Exercise objective
An acceptable answer contains each line of the material, unchanged.
Content starts
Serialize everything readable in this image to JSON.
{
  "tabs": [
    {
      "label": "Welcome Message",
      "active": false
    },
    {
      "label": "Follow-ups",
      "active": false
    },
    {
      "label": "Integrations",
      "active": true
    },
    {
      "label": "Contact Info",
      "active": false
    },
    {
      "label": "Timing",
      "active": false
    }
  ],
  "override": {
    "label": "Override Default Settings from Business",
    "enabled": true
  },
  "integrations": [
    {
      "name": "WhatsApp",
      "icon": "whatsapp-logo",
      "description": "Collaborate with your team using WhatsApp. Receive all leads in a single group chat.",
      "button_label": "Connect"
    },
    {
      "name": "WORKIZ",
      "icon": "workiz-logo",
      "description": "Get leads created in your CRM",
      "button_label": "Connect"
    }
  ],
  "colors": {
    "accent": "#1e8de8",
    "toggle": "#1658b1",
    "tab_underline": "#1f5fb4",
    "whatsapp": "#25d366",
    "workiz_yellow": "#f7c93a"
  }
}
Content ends
Completed task
Serialize everything readable in this image to JSON.
{
  "tabs": [
    {
      "label": "Welcome Message",
      "active": false
    },
    {
      "label": "Follow-ups",
      "active": false
    },
    {
      "label": "Integrations",
      "active": true
    },
    {
      "label": "Contact Info",
      "active": false
    },
    {
      "label": "Timing",
      "active": false
    }
  ],
  "override": {
    "label": "Override Default Settings from Business",
    "enabled": true
  },
  "integrations": [
    {
      "name": "WhatsApp",
      "icon": "whatsapp-logo",
      "description": "Collaborate with your team using WhatsApp. Receive all leads in a single group chat.",
      "button_label": "Connect"
    },
    {
      "name": "WORKIZ",
      "icon": "workiz-logo",
      "description": "Get leads created in your CRM",
      "button_label": "Connect"
    }
  ],
  "colors": {
    "accent": "#1e8de8",
    "toggle": "#1658b1",
    "tab_underline": "#1f5fb4",
    "whatsapp": "#25d366",
    "workiz_yellow": "#f7c93a"
  }
}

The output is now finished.